PROMPT: Scan the material for the word "resources", then return every line where it appears.

DATA RECORDS:
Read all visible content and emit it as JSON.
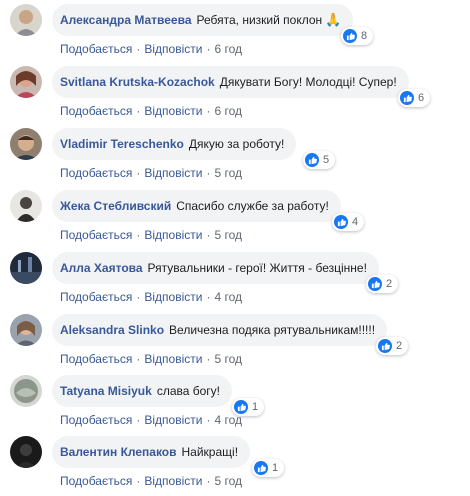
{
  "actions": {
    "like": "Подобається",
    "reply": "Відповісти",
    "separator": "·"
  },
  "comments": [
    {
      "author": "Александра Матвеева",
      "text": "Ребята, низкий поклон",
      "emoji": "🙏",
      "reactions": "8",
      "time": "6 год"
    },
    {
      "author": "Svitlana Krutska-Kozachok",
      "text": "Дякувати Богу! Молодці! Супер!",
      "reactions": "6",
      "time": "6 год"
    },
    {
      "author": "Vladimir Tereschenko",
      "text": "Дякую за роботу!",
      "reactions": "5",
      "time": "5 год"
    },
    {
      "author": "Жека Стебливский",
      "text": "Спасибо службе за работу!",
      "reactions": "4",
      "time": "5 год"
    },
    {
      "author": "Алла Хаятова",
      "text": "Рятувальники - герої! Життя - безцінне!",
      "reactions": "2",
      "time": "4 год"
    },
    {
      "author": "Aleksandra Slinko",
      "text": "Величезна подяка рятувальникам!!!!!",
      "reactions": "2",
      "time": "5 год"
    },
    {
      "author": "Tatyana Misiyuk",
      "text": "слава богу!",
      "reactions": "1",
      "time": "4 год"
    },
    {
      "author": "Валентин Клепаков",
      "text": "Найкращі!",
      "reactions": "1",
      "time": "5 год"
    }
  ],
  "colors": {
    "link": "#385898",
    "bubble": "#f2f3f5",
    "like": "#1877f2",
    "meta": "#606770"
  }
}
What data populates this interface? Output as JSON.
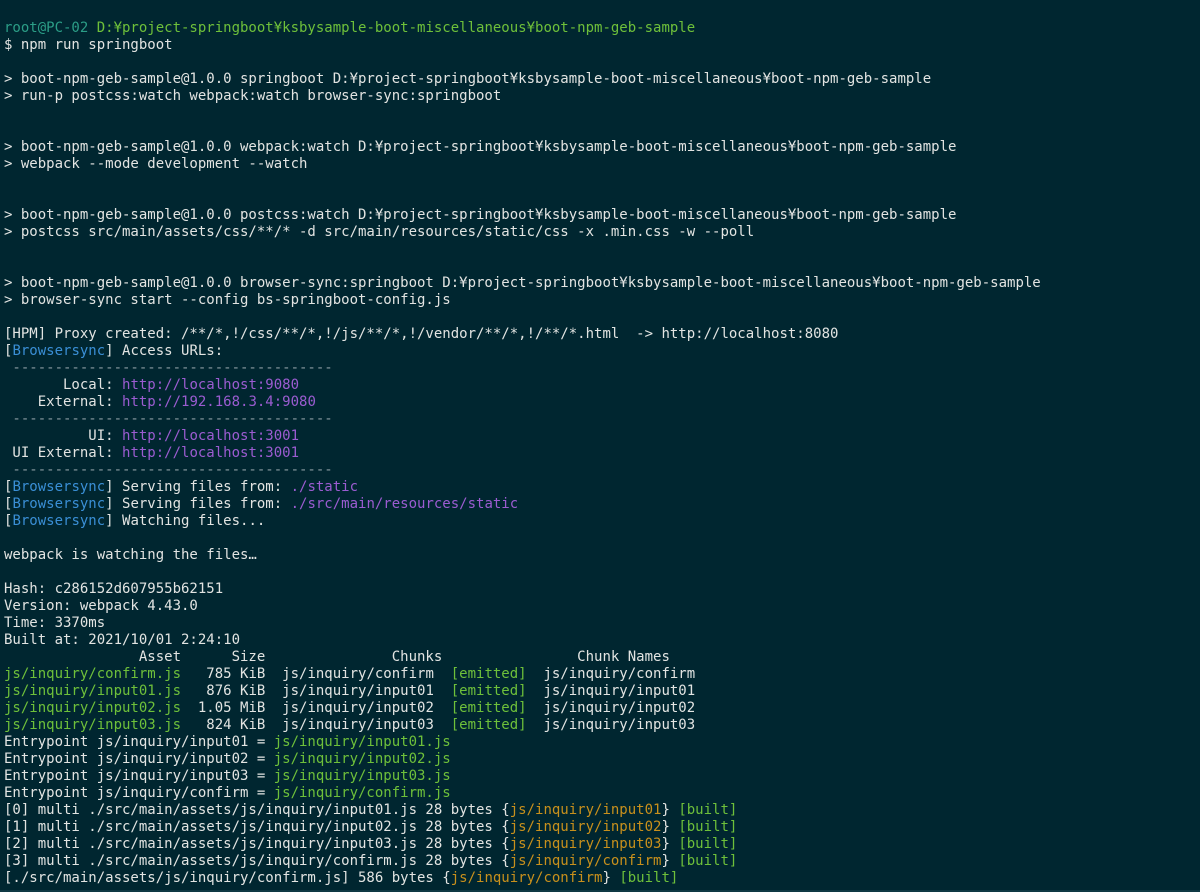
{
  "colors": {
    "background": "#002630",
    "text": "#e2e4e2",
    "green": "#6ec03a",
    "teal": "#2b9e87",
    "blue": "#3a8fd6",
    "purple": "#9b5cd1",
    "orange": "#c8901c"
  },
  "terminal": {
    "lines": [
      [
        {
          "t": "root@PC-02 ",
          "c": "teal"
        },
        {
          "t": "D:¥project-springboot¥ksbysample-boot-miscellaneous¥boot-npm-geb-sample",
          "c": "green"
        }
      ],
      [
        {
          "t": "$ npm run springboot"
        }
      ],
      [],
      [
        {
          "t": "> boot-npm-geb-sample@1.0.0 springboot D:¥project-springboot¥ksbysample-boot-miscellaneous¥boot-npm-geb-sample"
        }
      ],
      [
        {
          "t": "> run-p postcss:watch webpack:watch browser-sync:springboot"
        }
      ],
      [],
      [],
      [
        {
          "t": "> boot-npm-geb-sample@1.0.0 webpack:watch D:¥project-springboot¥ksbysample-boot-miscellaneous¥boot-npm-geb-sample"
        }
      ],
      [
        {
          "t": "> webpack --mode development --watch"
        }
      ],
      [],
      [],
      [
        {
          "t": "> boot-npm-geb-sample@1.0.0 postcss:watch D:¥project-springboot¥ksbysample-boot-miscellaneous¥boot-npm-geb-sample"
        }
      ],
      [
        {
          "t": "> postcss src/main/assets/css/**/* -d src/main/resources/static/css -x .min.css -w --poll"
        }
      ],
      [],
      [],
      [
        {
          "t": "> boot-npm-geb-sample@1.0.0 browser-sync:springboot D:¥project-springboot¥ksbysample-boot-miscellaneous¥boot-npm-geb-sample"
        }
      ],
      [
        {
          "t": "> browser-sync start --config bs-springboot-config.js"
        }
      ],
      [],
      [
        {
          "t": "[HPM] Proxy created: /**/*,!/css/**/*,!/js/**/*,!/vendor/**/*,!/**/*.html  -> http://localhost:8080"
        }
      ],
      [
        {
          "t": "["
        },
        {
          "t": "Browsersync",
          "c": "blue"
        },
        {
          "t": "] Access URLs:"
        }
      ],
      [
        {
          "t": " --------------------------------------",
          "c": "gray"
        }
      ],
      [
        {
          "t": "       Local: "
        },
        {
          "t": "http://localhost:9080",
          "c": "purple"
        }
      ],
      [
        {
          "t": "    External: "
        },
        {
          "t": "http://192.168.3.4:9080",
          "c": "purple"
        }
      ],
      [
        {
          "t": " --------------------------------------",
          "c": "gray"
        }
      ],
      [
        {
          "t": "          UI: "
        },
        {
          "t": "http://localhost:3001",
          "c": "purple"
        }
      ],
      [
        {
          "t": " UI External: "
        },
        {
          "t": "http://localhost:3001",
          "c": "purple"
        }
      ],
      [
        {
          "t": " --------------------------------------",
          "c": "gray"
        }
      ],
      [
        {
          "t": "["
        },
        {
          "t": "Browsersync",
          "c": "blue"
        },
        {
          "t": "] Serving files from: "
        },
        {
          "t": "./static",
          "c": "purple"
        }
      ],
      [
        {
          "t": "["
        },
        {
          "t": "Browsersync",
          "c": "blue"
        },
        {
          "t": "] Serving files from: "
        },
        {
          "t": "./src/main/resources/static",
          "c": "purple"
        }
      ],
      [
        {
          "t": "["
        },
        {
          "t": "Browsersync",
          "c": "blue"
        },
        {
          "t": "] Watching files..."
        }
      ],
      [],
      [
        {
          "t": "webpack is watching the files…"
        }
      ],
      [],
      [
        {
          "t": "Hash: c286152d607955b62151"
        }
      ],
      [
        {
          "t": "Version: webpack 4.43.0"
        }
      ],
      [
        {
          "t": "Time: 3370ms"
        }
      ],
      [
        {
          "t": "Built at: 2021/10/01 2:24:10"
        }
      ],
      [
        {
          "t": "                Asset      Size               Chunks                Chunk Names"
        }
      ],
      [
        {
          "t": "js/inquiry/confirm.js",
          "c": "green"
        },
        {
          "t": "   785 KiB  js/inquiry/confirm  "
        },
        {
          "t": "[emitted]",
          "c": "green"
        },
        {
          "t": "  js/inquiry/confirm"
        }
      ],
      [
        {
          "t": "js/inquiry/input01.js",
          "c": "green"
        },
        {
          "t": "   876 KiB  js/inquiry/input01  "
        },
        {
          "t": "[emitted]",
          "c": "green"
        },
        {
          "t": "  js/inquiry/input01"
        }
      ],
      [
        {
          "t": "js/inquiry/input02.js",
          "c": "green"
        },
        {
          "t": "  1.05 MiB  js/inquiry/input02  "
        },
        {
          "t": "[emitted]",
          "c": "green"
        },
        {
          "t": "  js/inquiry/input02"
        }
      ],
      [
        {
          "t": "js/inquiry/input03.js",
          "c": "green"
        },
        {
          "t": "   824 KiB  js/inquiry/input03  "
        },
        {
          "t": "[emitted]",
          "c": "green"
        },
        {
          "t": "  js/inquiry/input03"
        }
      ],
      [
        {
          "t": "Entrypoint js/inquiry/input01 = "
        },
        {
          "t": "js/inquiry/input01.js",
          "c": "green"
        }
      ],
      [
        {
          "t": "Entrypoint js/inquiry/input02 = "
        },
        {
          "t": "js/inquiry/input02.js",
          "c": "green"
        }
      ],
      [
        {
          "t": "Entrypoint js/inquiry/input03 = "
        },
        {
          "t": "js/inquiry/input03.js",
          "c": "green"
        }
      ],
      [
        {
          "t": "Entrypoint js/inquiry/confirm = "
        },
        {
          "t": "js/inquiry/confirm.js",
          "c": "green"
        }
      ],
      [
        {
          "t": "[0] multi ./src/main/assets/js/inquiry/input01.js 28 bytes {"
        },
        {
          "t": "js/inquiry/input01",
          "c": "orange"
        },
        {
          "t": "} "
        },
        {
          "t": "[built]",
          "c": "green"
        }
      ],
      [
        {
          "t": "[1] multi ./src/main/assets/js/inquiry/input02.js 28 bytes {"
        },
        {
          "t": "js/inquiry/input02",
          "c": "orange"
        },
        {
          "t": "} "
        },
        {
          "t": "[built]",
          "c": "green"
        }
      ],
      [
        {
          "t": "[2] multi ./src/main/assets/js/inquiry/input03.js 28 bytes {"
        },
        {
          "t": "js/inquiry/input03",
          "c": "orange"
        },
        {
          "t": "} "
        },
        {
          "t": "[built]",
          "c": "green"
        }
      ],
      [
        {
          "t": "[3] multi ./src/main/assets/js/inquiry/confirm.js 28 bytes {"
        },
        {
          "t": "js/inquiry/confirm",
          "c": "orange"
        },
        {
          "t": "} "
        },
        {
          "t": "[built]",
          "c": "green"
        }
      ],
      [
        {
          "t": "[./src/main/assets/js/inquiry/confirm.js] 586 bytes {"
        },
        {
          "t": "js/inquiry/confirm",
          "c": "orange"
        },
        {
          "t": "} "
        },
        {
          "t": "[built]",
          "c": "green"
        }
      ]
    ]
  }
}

RESPONSE BELOW:
          "t": "> postcss src/main/assets/css/**/* -d src/main/resources/static/css -x .min.css -w --poll"
          "t": "./src/main/resources/static",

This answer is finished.